For this exercise, copy each line of the records that contains the word "Ubuntu".

Data section below:

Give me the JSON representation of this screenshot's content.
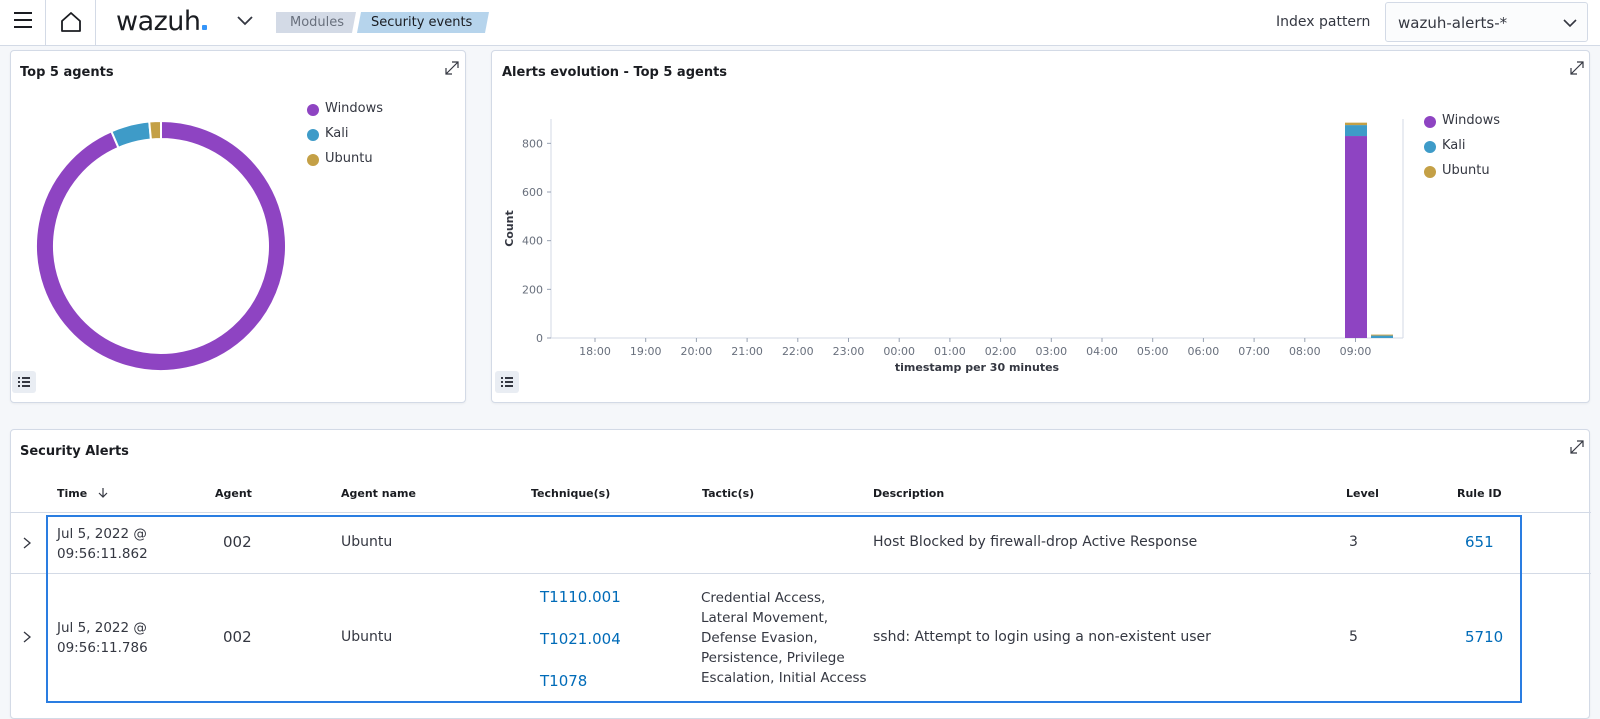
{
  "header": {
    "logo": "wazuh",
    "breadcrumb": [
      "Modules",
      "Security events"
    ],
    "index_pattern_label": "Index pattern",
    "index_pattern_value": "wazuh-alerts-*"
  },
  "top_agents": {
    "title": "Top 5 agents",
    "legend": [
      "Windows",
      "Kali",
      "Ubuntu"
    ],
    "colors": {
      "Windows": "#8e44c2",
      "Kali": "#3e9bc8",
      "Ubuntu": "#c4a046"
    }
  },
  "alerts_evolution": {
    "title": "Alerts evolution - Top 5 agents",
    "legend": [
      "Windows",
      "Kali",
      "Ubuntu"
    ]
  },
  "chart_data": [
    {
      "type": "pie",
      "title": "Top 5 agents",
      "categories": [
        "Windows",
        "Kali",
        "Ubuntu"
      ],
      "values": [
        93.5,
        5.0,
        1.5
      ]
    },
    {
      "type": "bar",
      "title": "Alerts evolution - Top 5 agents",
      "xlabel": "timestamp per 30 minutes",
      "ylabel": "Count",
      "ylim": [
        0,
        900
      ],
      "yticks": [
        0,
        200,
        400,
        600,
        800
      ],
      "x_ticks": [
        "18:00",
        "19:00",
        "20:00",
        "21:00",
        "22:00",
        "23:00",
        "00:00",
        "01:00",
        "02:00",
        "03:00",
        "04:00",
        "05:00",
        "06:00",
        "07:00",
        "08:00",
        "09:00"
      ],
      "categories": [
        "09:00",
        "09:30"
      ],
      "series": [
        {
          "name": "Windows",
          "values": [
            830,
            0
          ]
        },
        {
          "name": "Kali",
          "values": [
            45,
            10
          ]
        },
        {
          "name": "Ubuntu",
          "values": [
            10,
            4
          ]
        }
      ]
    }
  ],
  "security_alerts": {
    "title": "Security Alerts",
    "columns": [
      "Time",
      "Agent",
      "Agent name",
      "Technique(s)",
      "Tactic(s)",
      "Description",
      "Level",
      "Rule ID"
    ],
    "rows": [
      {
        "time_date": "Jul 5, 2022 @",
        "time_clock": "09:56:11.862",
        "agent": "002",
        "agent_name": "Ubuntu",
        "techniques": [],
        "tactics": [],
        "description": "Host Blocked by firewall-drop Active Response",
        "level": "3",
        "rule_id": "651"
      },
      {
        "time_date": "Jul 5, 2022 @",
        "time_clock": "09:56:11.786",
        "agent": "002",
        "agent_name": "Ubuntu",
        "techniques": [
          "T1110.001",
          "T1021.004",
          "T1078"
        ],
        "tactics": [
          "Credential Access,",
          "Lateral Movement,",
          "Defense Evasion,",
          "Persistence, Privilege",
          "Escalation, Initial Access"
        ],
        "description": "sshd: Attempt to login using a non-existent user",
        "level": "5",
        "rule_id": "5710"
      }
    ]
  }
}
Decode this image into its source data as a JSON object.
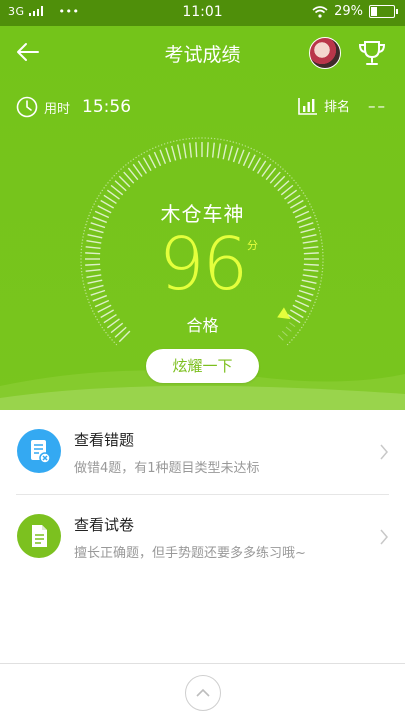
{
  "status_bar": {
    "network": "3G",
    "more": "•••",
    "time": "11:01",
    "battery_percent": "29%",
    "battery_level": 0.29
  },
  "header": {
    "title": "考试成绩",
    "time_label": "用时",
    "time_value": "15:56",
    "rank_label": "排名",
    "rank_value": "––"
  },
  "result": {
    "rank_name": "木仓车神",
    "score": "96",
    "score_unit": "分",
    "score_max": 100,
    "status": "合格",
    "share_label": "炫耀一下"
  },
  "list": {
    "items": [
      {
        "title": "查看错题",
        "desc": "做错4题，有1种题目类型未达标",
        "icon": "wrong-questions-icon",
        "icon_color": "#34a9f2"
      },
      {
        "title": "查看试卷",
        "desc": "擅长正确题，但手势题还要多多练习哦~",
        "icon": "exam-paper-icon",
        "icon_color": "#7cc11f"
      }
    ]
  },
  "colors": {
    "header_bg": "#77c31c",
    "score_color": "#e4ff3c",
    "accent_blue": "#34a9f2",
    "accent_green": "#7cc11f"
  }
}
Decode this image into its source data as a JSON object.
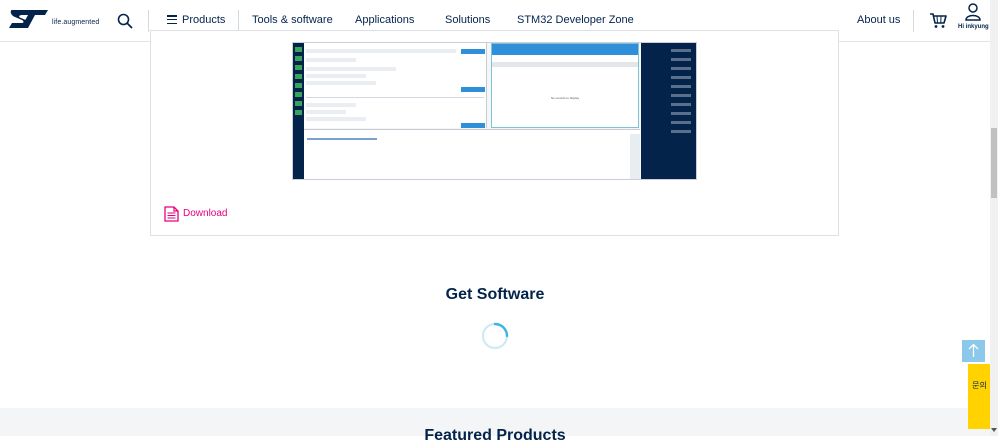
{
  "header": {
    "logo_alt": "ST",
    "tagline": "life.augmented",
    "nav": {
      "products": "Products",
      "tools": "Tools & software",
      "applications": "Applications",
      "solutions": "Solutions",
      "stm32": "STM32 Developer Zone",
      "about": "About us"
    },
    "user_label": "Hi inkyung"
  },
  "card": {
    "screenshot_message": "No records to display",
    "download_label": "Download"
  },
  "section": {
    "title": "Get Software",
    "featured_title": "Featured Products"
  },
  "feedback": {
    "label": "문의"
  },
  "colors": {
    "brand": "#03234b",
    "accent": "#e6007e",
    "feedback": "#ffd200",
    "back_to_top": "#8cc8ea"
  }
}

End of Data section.
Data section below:

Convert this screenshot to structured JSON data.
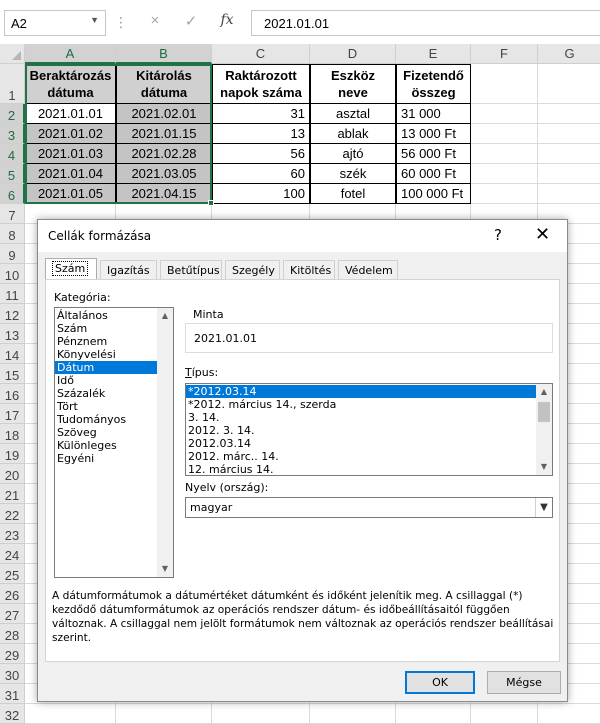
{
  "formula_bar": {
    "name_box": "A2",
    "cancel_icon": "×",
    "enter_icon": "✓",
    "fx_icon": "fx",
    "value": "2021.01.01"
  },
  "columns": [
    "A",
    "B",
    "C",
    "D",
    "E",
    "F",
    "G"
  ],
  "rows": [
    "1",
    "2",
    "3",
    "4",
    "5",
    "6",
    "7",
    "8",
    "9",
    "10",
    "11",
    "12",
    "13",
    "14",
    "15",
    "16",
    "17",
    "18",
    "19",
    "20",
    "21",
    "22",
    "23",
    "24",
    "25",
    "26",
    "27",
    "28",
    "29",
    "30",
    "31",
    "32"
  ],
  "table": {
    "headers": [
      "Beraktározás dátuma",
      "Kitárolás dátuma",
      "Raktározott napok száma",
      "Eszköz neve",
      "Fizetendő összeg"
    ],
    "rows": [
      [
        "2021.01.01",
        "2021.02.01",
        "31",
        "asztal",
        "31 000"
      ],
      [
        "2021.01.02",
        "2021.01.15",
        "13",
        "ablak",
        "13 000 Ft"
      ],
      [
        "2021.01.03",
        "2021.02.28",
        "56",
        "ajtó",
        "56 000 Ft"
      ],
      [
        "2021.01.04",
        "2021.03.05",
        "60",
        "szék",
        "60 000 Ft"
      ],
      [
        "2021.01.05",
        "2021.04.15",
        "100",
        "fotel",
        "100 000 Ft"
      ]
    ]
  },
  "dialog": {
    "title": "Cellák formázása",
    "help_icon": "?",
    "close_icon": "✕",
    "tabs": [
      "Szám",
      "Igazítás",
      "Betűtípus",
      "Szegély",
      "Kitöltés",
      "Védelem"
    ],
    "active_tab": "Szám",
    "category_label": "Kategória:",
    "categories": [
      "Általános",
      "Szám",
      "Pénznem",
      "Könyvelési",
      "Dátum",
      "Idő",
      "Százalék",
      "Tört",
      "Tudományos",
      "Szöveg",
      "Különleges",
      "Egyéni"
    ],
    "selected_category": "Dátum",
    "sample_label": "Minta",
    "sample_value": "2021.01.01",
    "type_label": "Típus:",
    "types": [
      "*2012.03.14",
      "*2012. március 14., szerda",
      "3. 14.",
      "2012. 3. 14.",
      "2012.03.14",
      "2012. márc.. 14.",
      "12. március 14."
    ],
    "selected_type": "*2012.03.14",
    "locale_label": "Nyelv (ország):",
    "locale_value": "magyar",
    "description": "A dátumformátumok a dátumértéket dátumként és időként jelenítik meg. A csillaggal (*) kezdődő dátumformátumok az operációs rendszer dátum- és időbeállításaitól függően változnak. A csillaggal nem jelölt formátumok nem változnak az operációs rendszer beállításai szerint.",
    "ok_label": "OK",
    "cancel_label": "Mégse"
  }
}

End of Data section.

(Finished task):
      "Ubuntu"
      "Ubuntu": "#c4a046"
      "Ubuntu"
        "Ubuntu"
          "name": "Ubuntu",
        "agent_name": "Ubuntu",
        "agent_name": "Ubuntu",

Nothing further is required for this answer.